Top of Information provided

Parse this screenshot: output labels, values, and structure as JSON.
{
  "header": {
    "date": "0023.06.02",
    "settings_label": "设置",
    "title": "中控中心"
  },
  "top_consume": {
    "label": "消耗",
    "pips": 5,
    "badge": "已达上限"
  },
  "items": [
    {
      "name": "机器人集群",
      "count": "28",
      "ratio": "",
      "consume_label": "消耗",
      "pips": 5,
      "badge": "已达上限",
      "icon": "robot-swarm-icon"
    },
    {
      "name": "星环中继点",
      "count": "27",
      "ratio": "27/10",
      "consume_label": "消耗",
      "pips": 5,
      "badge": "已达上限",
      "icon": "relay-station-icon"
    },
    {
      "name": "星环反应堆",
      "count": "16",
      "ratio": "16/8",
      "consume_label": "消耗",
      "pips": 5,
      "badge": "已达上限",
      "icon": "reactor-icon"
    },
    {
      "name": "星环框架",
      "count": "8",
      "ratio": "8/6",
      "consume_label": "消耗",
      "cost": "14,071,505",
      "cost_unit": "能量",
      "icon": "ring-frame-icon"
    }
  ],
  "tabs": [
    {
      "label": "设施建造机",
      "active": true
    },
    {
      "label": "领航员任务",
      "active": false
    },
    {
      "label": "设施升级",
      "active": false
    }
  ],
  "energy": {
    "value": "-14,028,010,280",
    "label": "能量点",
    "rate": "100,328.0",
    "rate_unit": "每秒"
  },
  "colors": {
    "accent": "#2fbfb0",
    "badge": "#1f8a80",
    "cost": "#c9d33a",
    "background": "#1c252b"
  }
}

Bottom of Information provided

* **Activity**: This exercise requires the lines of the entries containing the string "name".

* **Answer to the problem**:
      "name": "机器人集群",
      "name": "星环中继点",
      "name": "星环反应堆",
      "name": "星环框架",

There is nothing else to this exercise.